Commentary by Shawn Mitchell
I’m thinking about eugenics. Why such a cheery topic, one that evokes Nazi experiments and dyspeptic novels? Because, haven’t you heard? Assisted suicide is the new killer thing. Colorado just adapted it, and states and nations everywhere are tiptoeing towards joining the cool crowd.
But it just struck me to wonder how far removed we really are from the worst things you can say about eugenics. Good genes. Selecting sex and mates to improve the gene pool as an attempted means to enhance human life. Or, eliminating undesirables to make life smoother and more convenient.
Assisted suicide is defended as the ultimate expression of autonomy by terminal patients who want to face their end on their own terms. In many cases, it may be just that. But these human chapters exist in a context.
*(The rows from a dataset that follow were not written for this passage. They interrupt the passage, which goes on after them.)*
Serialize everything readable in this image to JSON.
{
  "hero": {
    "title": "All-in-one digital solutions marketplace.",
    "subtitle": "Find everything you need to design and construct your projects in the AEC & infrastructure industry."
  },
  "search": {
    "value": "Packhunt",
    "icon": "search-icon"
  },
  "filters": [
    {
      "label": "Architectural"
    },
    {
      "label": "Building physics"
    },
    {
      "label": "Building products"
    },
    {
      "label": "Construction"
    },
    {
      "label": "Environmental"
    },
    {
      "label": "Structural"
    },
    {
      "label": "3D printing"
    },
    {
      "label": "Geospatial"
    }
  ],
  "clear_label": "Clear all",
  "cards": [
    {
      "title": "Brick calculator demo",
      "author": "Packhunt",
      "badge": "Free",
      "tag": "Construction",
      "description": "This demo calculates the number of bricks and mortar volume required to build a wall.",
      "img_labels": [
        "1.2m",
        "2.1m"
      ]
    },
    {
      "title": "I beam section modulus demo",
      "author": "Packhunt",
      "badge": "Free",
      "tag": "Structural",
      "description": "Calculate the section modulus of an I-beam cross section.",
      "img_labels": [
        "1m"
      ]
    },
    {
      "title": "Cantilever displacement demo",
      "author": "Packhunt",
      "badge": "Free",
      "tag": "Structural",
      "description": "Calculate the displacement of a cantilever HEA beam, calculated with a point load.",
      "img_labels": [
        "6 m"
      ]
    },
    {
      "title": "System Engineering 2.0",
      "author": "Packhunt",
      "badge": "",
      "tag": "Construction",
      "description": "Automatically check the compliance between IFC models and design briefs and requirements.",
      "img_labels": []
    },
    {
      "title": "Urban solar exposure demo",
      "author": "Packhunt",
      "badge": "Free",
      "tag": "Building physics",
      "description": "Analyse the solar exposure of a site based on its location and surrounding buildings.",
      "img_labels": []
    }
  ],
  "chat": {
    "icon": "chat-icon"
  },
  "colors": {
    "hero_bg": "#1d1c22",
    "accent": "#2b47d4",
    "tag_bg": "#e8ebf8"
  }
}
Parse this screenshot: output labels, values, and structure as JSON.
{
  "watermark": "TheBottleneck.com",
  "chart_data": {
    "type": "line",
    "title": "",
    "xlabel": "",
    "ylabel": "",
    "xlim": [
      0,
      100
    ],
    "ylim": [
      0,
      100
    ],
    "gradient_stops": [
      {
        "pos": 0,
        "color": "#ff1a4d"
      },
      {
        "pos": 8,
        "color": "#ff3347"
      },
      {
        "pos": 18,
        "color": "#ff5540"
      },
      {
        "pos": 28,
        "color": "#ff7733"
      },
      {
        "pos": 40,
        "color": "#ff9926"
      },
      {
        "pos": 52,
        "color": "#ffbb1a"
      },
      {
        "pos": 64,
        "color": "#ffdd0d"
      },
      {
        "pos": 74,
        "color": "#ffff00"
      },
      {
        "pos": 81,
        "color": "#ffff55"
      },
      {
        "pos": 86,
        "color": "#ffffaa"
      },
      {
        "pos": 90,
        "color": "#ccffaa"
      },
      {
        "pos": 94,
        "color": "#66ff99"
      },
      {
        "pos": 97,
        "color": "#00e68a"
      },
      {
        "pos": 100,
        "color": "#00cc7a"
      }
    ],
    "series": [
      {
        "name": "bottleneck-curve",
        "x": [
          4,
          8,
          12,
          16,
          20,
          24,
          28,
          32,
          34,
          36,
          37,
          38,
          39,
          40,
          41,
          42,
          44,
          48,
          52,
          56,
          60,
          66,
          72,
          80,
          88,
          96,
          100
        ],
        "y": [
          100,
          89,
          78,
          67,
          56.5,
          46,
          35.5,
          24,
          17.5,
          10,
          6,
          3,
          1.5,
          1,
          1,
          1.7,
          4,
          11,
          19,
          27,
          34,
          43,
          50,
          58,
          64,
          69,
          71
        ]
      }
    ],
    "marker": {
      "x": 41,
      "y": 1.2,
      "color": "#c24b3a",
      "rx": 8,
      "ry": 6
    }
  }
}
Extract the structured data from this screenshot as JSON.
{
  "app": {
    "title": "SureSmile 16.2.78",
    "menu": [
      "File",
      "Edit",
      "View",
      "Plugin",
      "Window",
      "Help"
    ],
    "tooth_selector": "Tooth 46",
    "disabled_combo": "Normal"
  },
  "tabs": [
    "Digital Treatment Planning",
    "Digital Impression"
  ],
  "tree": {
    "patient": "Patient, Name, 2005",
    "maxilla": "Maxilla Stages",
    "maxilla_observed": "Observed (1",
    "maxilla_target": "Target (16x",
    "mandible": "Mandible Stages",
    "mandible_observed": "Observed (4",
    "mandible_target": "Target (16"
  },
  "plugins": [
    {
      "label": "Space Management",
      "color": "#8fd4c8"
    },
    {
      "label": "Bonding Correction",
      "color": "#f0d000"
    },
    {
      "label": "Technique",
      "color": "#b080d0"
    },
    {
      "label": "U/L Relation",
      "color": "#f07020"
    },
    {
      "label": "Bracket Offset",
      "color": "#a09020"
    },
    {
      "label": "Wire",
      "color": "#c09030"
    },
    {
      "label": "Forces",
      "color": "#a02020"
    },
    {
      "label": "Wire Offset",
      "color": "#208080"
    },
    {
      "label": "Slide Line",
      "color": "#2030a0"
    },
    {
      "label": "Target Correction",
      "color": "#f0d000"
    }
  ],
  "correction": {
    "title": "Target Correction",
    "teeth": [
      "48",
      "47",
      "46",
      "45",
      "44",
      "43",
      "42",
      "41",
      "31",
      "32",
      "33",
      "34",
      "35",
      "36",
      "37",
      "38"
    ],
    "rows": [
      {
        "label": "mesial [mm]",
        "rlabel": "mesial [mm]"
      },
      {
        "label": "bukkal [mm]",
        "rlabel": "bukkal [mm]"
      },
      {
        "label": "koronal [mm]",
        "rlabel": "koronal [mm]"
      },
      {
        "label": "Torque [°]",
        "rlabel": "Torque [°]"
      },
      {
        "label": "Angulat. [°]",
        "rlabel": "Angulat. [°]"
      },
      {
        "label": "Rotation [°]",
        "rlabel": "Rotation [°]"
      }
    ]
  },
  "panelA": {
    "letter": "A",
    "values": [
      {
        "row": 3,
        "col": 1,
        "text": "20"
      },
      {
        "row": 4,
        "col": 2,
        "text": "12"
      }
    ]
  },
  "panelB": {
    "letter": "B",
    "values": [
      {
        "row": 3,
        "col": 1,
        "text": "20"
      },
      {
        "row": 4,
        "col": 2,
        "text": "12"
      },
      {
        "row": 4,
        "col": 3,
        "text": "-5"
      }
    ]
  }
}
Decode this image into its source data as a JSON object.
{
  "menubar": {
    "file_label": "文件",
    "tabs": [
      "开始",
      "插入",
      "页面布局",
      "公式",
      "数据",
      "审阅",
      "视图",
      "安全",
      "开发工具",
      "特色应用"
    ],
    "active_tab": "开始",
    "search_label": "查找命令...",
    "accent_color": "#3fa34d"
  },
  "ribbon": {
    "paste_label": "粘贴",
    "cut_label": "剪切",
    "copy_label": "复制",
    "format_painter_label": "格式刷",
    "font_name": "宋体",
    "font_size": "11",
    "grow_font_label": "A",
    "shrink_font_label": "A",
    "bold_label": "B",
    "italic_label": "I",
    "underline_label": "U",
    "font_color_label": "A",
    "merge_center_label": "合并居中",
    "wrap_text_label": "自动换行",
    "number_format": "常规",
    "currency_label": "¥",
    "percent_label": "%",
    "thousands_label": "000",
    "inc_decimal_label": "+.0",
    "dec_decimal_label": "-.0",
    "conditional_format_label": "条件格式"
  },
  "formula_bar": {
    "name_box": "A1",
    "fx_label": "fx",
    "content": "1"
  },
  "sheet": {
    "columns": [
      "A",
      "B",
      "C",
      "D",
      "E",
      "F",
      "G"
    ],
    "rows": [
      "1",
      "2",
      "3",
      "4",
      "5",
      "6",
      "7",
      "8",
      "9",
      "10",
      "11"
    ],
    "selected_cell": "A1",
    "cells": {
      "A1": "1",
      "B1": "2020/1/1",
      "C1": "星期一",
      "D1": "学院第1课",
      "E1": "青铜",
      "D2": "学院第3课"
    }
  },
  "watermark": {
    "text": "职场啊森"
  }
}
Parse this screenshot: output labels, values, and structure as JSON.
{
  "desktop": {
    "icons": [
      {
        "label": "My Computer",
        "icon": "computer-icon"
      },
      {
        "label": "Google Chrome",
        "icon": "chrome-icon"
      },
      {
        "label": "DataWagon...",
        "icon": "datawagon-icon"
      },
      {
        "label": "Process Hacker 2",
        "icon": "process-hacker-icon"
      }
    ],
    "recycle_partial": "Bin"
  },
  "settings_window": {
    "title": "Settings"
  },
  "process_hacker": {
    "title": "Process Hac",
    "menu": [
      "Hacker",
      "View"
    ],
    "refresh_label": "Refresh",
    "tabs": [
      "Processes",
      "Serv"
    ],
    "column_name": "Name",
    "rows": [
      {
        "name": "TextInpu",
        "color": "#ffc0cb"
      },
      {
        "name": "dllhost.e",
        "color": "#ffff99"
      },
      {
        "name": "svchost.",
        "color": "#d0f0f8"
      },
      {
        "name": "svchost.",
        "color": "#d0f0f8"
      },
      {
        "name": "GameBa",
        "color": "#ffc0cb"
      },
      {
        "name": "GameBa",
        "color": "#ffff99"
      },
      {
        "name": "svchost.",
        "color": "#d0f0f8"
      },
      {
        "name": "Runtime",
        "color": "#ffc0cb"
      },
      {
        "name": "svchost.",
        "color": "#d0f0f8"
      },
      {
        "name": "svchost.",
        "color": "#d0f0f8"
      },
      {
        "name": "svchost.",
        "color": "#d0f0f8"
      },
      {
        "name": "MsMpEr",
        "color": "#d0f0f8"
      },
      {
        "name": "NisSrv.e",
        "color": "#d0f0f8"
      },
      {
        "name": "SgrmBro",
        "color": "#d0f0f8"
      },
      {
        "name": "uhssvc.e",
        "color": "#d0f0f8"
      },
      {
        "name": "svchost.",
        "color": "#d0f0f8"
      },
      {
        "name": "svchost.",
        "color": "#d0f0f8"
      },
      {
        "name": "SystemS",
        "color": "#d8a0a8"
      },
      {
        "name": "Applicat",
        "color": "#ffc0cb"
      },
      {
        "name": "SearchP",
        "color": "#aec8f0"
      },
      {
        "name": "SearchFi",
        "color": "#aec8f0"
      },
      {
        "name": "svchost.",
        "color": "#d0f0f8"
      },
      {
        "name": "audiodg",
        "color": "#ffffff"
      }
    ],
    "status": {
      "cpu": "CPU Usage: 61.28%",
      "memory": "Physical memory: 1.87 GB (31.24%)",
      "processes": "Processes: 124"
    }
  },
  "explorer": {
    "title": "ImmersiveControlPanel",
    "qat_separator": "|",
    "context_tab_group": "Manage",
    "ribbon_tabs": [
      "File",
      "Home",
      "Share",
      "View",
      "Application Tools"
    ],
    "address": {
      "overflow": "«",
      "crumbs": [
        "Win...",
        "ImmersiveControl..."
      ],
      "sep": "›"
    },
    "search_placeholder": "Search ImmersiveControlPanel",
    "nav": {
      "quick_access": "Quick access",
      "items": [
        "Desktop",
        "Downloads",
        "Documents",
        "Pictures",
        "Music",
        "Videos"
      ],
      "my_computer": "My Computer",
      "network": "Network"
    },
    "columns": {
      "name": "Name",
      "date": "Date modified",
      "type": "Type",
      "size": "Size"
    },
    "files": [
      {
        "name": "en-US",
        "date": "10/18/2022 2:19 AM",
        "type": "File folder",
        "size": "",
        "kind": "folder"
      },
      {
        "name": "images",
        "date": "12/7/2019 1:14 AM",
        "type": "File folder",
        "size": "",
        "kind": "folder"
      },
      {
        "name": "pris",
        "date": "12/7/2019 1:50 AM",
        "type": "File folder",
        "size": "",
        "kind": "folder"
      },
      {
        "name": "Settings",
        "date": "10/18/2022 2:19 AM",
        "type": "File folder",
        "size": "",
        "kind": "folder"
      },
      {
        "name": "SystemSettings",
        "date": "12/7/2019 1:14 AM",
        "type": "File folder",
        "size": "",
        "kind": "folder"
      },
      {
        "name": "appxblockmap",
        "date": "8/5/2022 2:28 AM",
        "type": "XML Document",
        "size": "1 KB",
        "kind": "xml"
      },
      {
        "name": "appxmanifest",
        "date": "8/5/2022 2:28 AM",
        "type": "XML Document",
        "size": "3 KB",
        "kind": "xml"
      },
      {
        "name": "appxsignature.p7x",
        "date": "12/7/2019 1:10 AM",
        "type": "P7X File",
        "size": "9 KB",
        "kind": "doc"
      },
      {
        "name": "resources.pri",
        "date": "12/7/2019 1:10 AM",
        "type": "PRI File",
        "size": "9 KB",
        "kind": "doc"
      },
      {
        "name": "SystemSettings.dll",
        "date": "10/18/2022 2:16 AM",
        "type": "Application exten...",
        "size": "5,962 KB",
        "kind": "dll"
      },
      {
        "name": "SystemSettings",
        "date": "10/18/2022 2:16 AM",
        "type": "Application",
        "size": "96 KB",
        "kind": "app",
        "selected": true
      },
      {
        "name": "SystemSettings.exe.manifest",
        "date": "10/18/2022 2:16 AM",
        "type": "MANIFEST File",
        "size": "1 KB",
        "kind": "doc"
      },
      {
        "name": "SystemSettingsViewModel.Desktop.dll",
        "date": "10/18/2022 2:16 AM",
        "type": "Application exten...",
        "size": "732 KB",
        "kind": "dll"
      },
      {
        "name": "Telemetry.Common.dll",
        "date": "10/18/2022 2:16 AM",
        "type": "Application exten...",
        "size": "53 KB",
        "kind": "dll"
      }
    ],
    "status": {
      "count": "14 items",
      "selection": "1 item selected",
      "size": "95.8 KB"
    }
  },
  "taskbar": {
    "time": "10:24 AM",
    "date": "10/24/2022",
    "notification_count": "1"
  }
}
A person’s end days are surrounded by families, some loving, some exhausted, some aloof and burdened. Surrounded by doctors and nurses and caregivers. Shadowed by institutions and costs and financial worries for loved ones.
It is not simply speculation or doomsaying to observe these contexts can and have produced pressures, subtle and overt, on grandma or grandpa to consider the nobility and selflessness of erasing themselves. As the habit spreads in society’s lifeblood, the reasons for leaping expand from terminal illness to depression, chronic pain, addiction. And the pressures mount until it’s not always clear how voluntary the decision is. So we get the tragic specter of elderly European patients entering the hospital wearing bracelets that say: “Do not euthanize me.”
The currents that swirl in these contexts make these men and women literally fear homicide. That may be an argument or not against allowing the autonomy and humane assistance that are the selling points of assisted suicide. But, it is certainly cause to reflect on the costs and consequences of formalizing it, normalizing it, and becoming inured to it. Human and institutional convenience can come to outweigh humanity and sought after dignity.
Bounce backward now to the other end of life, the beginning. Common practice, especially for mothers over a certain age, is to screen for genetic defects and to “provide information” so parents can “make informed choices.” This is all clean, anodyne language, but in practice, it leads to trends where reportedly, in Europe, over 90% of fetuses diagnosed with down syndrome are aborted. In the United States the rate is closer to 70%. Some observers and publications see a world where shortly down syndrome will be virtually nonexistent.
People hold different views on the morality or the good or bad effects of those trends. There is a growing counter voice of parents who have raised developmentally disabled children. They talk about the unknowable love and life lessons that became part of their lives. But again, the context generates its own expectations, and family, friends, and institutions may be part of the swirl that instills the question why? Why would caring parents ever choose to bring a child into a saddled life?
Others will have answers, deeply thought and clearly articulated. Just as related concerns get exchanged in the discussion of end of life issues. But back to the thought that prompted this reflection: Is our discussion any more humane, any less chilling, any less fraught with peril and the blurring of moral lines than whatever must have been in the heads of people who thought eugenics was a good idea? I think likely not.